**ACTIVITY**
Show only those lines of the entries where the string "favoritos" is found.

[Data records for software interfaces]

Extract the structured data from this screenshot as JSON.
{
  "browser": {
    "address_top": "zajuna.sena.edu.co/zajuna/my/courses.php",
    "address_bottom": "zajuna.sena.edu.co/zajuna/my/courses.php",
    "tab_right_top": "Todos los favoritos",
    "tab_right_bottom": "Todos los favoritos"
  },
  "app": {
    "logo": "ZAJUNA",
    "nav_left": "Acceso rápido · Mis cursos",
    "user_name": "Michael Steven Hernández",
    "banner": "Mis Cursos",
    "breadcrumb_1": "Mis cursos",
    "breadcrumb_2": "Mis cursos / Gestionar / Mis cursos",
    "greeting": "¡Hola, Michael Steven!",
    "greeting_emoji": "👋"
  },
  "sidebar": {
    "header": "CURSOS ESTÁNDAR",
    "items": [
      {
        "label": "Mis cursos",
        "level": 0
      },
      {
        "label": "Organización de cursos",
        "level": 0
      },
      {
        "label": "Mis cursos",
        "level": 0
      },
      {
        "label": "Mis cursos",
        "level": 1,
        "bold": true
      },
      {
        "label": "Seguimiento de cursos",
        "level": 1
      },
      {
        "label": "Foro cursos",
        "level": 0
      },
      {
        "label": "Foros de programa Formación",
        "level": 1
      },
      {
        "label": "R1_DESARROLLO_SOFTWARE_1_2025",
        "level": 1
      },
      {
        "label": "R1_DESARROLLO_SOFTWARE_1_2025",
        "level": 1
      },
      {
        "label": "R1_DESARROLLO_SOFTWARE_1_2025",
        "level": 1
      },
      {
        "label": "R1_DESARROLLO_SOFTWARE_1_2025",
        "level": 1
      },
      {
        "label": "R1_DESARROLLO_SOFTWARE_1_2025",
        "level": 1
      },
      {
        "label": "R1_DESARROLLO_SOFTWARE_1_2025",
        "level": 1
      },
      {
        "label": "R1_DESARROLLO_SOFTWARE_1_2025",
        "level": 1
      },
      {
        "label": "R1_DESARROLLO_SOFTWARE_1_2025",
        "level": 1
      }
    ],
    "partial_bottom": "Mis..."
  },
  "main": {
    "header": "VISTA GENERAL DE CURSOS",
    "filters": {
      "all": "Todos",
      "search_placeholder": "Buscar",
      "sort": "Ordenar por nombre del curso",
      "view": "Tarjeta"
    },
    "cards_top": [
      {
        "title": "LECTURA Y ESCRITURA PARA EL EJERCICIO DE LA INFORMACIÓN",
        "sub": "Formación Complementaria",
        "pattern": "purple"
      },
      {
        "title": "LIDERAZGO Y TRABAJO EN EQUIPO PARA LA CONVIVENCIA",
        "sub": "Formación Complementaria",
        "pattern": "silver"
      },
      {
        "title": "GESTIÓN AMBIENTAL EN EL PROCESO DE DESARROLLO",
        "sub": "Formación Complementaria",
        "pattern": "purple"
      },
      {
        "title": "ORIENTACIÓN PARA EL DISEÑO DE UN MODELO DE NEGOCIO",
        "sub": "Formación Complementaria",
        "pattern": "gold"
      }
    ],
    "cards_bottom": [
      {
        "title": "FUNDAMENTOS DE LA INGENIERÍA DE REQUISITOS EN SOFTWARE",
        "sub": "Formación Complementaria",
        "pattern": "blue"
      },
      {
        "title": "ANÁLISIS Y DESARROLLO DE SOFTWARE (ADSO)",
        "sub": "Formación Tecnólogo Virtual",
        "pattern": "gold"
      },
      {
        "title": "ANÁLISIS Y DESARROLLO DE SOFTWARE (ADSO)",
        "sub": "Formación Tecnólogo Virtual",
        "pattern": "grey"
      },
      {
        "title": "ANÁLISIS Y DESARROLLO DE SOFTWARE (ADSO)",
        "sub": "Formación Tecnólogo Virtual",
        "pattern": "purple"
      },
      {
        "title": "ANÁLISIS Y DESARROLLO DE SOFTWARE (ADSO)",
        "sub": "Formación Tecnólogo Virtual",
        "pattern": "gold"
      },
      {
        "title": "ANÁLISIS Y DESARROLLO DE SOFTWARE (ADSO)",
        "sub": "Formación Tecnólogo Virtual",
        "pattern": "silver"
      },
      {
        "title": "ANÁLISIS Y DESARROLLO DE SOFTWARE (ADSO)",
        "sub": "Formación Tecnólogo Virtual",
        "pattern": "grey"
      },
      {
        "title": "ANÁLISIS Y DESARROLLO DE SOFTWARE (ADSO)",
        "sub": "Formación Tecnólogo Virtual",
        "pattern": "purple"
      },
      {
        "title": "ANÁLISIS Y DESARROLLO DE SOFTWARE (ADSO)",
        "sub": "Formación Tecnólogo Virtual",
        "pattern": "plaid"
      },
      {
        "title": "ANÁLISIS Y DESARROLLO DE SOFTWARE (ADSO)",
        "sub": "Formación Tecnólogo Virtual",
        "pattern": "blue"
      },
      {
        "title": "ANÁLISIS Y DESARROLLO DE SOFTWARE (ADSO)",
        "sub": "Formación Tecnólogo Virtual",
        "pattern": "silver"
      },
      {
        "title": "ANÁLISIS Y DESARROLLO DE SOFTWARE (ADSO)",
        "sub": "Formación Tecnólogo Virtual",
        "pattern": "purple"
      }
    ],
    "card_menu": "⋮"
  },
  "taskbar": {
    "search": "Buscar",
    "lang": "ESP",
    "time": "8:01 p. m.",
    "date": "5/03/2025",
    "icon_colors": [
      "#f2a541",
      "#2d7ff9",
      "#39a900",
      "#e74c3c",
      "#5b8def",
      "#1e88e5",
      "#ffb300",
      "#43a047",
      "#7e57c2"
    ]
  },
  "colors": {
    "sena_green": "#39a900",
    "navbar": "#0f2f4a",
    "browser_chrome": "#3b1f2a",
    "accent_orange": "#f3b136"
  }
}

**RESULT BELOW**
    "tab_right_top": "Todos los favoritos",
    "tab_right_bottom": "Todos los favoritos"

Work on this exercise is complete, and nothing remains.